# YOUR TASK
The full set of entries is to be returned word for word.

(Dataset rows for apps and sites)

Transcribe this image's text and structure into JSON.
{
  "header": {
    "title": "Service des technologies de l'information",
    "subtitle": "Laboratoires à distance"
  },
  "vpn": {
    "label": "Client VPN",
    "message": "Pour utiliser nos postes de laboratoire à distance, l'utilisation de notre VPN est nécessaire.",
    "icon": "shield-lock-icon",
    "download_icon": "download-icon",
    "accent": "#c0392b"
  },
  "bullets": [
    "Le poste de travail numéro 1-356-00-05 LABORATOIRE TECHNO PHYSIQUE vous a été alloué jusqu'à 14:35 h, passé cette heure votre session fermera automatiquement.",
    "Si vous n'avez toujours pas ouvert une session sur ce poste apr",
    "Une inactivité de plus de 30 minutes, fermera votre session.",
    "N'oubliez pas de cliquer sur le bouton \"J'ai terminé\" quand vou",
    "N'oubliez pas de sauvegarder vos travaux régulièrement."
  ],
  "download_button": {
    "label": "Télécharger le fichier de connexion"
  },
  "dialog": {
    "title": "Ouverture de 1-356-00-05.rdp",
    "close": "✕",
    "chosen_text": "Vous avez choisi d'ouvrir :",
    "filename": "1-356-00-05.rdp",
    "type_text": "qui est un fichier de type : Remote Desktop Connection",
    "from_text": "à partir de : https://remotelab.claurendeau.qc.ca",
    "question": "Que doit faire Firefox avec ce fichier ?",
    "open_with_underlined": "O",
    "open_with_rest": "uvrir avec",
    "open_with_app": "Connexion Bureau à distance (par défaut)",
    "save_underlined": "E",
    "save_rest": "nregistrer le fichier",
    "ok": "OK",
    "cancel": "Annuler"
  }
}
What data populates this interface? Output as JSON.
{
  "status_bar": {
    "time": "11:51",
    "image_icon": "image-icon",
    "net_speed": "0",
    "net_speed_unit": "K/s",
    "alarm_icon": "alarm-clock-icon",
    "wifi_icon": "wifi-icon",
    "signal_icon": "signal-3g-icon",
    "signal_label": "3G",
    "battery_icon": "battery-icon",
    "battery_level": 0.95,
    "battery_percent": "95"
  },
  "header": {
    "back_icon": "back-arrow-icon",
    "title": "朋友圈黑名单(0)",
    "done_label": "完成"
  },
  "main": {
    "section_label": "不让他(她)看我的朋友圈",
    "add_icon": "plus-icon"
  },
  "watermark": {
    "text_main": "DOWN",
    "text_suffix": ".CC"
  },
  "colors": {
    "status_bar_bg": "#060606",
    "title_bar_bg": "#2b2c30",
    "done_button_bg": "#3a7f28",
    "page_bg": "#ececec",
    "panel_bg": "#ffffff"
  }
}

# EXERCISE OUTPUT
Transcribe this image's text and structure into JSON.
{
  "header": {
    "title": "Service des technologies de l'information",
    "subtitle": "Laboratoires à distance"
  },
  "vpn": {
    "label": "Client VPN",
    "message": "Pour utiliser nos postes de laboratoire à distance, l'utilisation de notre VPN est nécessaire.",
    "icon": "shield-lock-icon",
    "download_icon": "download-icon",
    "accent": "#c0392b"
  },
  "bullets": [
    "Le poste de travail numéro 1-356-00-05 LABORATOIRE TECHNO PHYSIQUE vous a été alloué jusqu'à 14:35 h, passé cette heure votre session fermera automatiquement.",
    "Si vous n'avez toujours pas ouvert une session sur ce poste apr",
    "Une inactivité de plus de 30 minutes, fermera votre session.",
    "N'oubliez pas de cliquer sur le bouton \"J'ai terminé\" quand vou",
    "N'oubliez pas de sauvegarder vos travaux régulièrement."
  ],
  "download_button": {
    "label": "Télécharger le fichier de connexion"
  },
  "dialog": {
    "title": "Ouverture de 1-356-00-05.rdp",
    "close": "✕",
    "chosen_text": "Vous avez choisi d'ouvrir :",
    "filename": "1-356-00-05.rdp",
    "type_text": "qui est un fichier de type : Remote Desktop Connection",
    "from_text": "à partir de : https://remotelab.claurendeau.qc.ca",
    "question": "Que doit faire Firefox avec ce fichier ?",
    "open_with_underlined": "O",
    "open_with_rest": "uvrir avec",
    "open_with_app": "Connexion Bureau à distance (par défaut)",
    "save_underlined": "E",
    "save_rest": "nregistrer le fichier",
    "ok": "OK",
    "cancel": "Annuler"
  }
}
What data populates this interface? Output as JSON.
{
  "status_bar": {
    "time": "11:51",
    "image_icon": "image-icon",
    "net_speed": "0",
    "net_speed_unit": "K/s",
    "alarm_icon": "alarm-clock-icon",
    "wifi_icon": "wifi-icon",
    "signal_icon": "signal-3g-icon",
    "signal_label": "3G",
    "battery_icon": "battery-icon",
    "battery_level": 0.95,
    "battery_percent": "95"
  },
  "header": {
    "back_icon": "back-arrow-icon",
    "title": "朋友圈黑名单(0)",
    "done_label": "完成"
  },
  "main": {
    "section_label": "不让他(她)看我的朋友圈",
    "add_icon": "plus-icon"
  },
  "watermark": {
    "text_main": "DOWN",
    "text_suffix": ".CC"
  },
  "colors": {
    "status_bar_bg": "#060606",
    "title_bar_bg": "#2b2c30",
    "done_button_bg": "#3a7f28",
    "page_bg": "#ececec",
    "panel_bg": "#ffffff"
  }
}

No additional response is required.